The team did struggle in the final three games, but Ramsey did grab an interception in Week 16 before sitting out Week 17. On another note, the only real impressive QB they shut down in the second half was Russell Wilson. But to win enough games to compete in the NFC West next season, they’ll need players like Ramsey to face off against not only Wilson, Kyler Murray, and Jimmy Garoppolo, but DeAndre Hopkins, DK Metcalf, Tyler Lockett, Larry Fitzgerald, Deebo Samuel, Brandon Aiyuk, Christian Kirk, and others at wide receiver.

The Niners have Richard Sherman. The Cardinals have Patrick Peterson. The Rams have Jalen Ramsey.

Offensive Regression

In the final year under Jeff Fisher, the Rams scored 224 points. In the first two years under McVay, they scored 478 and 527 points, respectively. That’s an average of about 500 points per season. More than double the final Fisher year and well more than double the average for Steve Spagnuolo. But with some offensive line issues centered as the probable main culprit, they dropped all the way to 394 points in 2019.

From 1999-2001, St. Louis averaged 523 points per season under Dick Vermeil and then Mike Martz. In 2002, they put up 316 points and dropped to 7-9. That season, Orlando Pace missed six games, Tom Nutten missed five games, and rookie John St. Clair started all 16 games, a duty that would never come around again for him with the Rams.

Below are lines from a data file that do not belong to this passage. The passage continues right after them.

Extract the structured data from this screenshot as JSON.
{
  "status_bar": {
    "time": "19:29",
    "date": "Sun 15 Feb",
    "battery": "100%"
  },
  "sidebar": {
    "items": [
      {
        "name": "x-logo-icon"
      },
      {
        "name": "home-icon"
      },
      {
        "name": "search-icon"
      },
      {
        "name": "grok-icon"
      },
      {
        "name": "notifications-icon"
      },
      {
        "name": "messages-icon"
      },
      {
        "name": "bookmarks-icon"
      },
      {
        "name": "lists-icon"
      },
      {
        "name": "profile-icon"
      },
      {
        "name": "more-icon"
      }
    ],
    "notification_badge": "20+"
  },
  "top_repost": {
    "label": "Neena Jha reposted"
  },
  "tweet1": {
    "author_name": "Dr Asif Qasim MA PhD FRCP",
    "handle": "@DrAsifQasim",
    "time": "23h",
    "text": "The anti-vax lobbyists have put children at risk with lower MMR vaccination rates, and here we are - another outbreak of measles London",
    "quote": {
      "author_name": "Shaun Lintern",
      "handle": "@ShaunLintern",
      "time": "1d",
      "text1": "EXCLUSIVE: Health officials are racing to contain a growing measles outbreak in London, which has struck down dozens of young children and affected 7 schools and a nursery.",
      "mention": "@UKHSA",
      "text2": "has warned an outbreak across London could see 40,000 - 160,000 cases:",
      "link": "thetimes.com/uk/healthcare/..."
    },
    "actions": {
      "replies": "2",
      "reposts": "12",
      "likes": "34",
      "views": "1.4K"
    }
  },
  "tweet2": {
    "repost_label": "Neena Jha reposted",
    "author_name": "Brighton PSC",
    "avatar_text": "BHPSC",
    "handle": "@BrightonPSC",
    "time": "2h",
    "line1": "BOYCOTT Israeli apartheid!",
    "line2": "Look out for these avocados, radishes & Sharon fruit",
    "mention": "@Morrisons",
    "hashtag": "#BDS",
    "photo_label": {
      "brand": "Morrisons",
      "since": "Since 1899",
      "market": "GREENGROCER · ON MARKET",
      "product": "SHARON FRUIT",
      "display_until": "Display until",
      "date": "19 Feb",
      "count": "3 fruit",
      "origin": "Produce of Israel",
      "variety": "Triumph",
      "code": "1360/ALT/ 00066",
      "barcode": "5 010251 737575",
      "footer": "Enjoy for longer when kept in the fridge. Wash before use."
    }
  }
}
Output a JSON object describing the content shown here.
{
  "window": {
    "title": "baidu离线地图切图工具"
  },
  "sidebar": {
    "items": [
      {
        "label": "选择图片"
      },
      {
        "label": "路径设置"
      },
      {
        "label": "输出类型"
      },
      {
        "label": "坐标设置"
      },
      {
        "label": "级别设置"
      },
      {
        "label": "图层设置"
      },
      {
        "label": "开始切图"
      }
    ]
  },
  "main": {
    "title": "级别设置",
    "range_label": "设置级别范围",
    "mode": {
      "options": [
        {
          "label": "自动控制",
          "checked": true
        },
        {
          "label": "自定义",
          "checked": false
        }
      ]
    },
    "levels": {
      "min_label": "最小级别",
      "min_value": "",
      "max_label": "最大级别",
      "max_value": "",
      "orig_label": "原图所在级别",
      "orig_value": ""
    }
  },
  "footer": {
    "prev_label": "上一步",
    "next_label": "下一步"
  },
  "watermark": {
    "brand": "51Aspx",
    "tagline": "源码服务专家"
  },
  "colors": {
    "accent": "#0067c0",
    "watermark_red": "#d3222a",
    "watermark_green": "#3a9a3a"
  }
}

Offensive line issues.

Then in 2003, Pace started all 16 games and was a first team All-Pro. Kyle Turley took St. Clair’s spot on the right. And the team had the same starting five for all 16 games. The team bounced back for 447 points and went 12-4.

Why not a similar trajectory for the current Rams?

Andrew Whitworth was the only lineman to start 16 games. Austin Blythe started the second most, but at multiple positions. Nobody else on the line started more than 10 and among those in the rotation were rookie David Edwards, and second year players Brian Allen and Bobby Evans. No veteran like Turley is being added to the mix and that potentially could have helped a lot but Rob Havenstein and Blythe could be internal upgrades if they play like they did in 2018.

Regression doesn’t mean getting worse. Regression means a return to a former state. No, not Missouri. And probably not 500 points. But 430 points? 440 points? They wouldn’t be that far off from their 2017 results (478 for, 329 against) when they went 11-5.

And that’s rarely not good enough for the playoffs, especially with an extra wild card.